» TASK TO COMPLETE
What lines of the data below hold the string "battery"? Copy each one out.

▼▼▼

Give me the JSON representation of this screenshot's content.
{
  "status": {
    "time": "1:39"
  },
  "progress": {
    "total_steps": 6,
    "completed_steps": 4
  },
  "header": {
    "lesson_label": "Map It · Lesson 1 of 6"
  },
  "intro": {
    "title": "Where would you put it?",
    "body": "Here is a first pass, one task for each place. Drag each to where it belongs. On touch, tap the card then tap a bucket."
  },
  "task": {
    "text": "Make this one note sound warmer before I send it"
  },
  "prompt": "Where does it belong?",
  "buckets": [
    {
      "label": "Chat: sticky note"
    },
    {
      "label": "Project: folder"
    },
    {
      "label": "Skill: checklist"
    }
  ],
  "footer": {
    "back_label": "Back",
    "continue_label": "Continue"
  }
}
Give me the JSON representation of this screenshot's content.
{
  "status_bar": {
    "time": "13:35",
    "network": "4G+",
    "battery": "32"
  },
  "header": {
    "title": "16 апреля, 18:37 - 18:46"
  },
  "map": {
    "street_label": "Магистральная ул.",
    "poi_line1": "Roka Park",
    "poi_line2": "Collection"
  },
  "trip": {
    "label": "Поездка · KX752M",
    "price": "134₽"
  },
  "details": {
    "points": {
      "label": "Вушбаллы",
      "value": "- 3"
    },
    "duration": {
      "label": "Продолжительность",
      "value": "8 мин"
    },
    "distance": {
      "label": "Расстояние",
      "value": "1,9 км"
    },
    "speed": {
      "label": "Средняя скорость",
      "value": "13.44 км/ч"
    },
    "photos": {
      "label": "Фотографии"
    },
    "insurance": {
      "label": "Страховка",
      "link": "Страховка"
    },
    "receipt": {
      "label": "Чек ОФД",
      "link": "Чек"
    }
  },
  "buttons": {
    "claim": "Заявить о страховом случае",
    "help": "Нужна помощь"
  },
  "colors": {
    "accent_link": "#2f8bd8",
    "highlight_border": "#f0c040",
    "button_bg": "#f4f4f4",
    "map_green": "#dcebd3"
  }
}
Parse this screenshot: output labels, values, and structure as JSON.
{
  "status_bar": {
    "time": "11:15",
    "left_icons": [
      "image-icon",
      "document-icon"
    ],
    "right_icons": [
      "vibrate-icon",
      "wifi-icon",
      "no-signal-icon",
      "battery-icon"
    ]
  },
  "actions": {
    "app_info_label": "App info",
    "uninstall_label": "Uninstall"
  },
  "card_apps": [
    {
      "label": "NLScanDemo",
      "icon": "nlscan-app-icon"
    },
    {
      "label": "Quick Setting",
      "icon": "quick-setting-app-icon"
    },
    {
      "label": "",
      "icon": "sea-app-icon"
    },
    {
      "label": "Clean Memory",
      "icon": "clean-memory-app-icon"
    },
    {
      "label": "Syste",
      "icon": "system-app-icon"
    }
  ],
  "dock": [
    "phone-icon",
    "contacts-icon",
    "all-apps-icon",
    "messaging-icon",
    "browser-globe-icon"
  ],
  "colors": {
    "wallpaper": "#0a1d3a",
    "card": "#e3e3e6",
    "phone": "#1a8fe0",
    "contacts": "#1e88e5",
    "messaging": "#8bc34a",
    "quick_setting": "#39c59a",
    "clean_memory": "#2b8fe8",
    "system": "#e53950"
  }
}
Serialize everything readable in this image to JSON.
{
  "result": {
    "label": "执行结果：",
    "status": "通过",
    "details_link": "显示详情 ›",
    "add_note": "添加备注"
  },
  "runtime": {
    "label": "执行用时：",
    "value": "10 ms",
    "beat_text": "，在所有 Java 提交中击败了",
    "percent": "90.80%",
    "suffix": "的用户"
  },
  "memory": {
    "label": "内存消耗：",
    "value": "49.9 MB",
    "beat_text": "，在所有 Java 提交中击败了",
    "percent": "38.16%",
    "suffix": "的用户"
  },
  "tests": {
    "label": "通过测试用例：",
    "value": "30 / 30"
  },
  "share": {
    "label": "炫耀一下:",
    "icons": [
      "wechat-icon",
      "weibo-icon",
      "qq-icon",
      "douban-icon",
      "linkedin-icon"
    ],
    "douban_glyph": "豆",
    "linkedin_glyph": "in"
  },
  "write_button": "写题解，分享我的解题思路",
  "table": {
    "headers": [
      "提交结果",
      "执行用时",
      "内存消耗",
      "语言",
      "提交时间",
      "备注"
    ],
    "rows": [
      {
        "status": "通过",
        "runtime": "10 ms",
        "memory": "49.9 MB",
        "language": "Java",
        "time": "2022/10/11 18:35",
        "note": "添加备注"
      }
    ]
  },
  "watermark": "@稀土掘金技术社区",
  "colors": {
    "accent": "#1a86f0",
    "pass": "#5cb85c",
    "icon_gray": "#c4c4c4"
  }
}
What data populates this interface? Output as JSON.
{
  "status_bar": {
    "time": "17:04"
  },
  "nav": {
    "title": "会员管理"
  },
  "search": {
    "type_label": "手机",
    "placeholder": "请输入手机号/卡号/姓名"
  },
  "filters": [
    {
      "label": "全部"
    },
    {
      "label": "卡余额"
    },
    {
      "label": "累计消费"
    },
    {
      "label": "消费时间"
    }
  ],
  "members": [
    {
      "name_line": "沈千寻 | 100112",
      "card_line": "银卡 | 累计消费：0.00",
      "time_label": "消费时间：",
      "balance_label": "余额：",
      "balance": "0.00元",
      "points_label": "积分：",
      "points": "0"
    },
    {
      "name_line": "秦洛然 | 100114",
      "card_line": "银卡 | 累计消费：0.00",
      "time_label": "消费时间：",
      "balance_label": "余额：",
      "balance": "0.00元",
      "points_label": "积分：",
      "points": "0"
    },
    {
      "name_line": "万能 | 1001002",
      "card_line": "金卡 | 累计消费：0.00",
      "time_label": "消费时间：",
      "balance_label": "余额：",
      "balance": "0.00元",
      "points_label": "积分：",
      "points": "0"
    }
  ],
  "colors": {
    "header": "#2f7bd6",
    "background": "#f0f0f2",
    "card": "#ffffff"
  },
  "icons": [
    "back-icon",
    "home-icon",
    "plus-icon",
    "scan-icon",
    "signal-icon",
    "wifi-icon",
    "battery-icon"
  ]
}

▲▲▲

» ANSWER FOR THIS EXERCISE
    "battery": "32"
      "battery-icon"
    "battery-icon"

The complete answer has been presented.